[Records for processing — start]

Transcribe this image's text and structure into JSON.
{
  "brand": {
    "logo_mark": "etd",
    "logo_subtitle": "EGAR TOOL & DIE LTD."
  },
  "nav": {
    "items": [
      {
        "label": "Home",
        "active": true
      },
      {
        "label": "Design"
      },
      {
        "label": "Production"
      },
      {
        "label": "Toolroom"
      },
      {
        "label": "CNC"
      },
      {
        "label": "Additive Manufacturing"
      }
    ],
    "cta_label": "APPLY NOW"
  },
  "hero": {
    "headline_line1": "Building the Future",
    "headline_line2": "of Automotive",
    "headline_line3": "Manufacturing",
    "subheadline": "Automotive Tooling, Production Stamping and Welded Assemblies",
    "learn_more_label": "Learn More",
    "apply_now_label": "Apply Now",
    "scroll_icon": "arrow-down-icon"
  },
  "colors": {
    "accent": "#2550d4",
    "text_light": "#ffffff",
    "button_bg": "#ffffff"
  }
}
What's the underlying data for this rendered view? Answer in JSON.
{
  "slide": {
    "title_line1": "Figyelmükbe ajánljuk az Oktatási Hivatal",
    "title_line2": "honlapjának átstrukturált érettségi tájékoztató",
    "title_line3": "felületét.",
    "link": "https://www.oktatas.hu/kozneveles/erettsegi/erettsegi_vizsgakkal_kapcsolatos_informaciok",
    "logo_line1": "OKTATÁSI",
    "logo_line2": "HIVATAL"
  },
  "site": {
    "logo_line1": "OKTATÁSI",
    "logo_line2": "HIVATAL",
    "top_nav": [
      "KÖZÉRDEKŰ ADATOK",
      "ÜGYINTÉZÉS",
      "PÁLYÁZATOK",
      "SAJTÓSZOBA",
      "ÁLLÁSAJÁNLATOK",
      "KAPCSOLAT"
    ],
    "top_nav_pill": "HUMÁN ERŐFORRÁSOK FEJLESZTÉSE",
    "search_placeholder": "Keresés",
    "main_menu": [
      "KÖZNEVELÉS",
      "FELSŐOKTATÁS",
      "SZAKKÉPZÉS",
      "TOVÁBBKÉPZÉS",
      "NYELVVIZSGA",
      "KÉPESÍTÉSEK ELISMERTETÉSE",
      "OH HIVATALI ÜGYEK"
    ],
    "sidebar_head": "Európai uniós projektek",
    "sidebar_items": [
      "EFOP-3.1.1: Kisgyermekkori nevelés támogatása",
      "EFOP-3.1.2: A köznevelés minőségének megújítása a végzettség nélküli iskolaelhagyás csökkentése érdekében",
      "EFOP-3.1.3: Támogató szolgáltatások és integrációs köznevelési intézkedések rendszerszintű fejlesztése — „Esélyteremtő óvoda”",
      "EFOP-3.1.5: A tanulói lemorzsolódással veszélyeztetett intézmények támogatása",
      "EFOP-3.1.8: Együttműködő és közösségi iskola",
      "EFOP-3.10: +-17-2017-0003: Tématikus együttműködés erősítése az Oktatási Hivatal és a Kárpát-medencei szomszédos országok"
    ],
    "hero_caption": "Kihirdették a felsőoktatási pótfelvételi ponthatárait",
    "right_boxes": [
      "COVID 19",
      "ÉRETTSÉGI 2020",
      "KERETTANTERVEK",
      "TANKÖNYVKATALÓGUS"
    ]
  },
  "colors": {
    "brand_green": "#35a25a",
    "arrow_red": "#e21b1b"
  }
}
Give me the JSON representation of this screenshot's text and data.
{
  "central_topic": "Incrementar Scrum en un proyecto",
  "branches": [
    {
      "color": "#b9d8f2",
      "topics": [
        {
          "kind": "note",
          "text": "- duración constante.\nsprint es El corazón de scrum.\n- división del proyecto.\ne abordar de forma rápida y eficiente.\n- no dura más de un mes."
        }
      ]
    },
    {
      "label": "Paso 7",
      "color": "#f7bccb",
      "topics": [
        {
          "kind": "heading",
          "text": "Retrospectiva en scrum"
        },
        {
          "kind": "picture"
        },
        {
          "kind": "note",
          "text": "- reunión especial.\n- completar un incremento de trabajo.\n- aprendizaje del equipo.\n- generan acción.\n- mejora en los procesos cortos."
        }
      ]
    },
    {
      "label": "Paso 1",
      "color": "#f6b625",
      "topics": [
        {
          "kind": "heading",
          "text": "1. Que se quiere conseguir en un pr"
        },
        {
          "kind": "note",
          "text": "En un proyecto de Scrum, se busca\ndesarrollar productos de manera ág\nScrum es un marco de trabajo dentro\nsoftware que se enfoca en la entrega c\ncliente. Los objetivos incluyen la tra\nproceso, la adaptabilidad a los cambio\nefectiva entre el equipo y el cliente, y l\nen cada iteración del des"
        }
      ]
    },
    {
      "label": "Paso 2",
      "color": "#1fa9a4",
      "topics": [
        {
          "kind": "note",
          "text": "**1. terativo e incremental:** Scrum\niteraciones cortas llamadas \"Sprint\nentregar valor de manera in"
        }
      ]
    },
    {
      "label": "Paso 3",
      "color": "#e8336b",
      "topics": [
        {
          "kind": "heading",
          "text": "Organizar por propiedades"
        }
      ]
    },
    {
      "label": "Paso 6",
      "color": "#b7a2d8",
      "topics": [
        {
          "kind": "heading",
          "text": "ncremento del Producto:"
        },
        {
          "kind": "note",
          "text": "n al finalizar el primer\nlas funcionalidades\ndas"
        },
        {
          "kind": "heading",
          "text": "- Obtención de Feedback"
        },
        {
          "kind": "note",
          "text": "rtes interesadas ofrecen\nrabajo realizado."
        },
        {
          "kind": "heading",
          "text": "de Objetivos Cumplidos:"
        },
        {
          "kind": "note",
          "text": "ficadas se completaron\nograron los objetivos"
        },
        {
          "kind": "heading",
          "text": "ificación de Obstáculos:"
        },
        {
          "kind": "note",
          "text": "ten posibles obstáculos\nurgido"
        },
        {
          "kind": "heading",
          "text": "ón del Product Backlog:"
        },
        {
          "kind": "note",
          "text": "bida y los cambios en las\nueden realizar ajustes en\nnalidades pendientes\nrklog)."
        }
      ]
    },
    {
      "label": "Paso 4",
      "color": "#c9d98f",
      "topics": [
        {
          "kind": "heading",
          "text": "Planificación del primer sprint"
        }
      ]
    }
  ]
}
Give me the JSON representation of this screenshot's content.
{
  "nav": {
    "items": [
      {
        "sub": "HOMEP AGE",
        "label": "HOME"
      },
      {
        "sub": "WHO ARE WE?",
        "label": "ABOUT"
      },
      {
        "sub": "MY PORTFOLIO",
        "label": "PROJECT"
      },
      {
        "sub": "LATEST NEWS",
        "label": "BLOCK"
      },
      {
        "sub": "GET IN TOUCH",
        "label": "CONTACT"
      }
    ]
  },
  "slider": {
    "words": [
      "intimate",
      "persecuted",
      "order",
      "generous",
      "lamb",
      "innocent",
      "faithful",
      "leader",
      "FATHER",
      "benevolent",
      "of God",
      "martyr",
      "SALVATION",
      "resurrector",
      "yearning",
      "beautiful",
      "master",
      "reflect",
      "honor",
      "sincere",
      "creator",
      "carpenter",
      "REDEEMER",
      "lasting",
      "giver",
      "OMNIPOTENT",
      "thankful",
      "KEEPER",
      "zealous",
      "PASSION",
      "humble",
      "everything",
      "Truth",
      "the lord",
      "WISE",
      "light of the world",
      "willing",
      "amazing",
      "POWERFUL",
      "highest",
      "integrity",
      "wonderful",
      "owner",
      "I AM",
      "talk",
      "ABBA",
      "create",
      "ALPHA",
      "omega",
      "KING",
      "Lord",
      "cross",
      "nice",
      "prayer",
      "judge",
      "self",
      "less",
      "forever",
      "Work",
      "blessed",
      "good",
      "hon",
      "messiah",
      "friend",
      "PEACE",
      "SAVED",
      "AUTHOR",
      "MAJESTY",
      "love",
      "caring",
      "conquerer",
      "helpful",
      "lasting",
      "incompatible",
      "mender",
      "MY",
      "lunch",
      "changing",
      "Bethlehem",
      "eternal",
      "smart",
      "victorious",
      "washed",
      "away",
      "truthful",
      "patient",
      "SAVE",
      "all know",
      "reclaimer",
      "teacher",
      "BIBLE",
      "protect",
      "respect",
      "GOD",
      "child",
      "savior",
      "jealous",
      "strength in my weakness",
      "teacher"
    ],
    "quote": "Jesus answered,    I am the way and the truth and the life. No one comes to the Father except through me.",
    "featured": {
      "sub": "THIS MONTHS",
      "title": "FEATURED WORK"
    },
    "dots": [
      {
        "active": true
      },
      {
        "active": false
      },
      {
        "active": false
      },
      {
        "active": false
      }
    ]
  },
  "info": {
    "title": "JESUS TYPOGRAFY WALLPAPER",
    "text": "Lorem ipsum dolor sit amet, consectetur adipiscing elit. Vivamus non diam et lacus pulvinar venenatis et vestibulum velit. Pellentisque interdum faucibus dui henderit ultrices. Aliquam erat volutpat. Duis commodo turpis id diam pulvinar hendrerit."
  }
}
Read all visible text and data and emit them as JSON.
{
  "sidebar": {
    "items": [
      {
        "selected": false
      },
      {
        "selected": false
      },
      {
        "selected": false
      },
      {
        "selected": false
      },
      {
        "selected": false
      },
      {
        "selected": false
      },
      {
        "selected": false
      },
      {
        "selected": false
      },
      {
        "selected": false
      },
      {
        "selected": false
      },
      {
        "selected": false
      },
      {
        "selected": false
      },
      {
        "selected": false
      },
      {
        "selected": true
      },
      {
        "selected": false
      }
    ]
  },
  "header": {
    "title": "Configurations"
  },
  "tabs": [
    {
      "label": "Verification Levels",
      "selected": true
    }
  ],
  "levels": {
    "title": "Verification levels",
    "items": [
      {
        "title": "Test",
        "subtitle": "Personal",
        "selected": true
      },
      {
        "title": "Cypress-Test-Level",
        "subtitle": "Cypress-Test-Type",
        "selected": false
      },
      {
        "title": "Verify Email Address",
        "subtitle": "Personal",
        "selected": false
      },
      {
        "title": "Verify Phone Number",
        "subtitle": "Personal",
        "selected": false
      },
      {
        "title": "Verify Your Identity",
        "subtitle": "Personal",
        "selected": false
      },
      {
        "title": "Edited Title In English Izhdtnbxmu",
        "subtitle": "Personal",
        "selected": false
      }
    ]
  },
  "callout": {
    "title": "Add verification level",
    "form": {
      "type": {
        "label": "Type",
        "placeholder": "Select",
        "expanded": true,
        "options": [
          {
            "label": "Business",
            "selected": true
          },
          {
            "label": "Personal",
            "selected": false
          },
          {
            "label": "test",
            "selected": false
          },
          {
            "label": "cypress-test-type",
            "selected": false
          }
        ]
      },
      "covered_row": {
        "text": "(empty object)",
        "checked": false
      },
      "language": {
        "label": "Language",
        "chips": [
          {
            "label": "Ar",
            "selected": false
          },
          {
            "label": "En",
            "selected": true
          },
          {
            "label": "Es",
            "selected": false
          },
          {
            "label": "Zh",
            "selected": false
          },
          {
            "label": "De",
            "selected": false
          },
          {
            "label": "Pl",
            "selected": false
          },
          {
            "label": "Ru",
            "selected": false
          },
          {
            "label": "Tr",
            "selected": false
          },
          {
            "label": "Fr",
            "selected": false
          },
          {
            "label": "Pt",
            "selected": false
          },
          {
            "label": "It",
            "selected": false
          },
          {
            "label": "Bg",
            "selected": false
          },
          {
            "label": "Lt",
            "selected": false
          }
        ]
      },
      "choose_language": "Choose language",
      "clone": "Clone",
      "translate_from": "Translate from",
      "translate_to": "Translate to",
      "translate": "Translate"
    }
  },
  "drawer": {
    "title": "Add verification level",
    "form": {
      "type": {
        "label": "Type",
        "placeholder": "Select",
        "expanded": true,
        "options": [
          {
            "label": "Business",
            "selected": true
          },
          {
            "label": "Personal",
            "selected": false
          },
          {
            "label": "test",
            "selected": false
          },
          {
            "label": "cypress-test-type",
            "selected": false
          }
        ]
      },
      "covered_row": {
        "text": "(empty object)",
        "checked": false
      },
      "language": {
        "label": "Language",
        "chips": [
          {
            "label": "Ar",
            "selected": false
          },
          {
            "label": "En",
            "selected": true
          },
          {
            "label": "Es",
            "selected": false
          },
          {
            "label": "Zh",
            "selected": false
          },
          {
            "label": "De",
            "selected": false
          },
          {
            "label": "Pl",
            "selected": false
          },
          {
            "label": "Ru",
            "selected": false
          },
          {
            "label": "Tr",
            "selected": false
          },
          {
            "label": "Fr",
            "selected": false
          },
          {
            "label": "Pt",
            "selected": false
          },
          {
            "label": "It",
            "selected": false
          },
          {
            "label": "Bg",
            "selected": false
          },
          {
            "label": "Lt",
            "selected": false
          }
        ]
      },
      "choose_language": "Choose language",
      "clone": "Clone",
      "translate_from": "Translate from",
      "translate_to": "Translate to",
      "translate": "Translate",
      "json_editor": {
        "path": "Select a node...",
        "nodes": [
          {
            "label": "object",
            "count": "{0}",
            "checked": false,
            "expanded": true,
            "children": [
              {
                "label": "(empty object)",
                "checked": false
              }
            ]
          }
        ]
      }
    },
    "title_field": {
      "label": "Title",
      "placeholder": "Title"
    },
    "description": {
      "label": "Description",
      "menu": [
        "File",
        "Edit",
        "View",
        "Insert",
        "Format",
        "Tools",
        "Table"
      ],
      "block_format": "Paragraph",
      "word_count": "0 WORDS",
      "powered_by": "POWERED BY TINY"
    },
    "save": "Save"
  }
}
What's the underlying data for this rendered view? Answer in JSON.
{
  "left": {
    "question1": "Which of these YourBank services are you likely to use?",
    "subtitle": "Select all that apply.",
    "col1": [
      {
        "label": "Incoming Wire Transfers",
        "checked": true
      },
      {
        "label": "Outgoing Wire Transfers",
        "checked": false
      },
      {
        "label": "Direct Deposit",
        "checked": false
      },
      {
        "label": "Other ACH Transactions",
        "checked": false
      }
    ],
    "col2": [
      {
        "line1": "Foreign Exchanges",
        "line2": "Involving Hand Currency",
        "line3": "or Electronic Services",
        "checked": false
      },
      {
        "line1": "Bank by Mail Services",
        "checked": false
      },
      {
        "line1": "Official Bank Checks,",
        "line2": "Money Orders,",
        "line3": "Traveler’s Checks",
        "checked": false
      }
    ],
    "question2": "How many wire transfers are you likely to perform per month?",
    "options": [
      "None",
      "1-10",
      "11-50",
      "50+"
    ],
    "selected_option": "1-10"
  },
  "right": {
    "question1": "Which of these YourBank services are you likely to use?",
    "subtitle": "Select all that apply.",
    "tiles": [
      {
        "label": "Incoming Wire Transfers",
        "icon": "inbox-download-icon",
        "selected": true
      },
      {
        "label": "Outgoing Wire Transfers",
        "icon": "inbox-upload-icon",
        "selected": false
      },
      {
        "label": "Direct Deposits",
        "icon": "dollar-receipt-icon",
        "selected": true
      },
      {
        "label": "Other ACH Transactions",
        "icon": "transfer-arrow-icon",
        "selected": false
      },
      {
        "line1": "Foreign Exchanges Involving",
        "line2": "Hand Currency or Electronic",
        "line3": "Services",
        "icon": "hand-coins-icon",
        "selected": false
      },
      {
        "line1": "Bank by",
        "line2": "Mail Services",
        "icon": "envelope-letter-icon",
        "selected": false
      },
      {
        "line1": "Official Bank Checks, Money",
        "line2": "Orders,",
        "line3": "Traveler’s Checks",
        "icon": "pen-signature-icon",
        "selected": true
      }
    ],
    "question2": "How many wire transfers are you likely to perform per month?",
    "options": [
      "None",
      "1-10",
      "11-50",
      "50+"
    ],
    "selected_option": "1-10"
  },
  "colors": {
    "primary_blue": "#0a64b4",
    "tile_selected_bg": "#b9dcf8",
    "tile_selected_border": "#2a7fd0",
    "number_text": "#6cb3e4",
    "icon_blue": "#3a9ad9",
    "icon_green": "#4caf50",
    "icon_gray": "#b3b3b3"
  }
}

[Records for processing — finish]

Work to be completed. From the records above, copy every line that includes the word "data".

Exercise output.
What's the underlying data for this rendered view? Answer in JSON.
Give me the JSON representation of this screenshot's text and data.
Read all visible text and data and emit them as JSON.
What's the underlying data for this rendered view? Answer in JSON.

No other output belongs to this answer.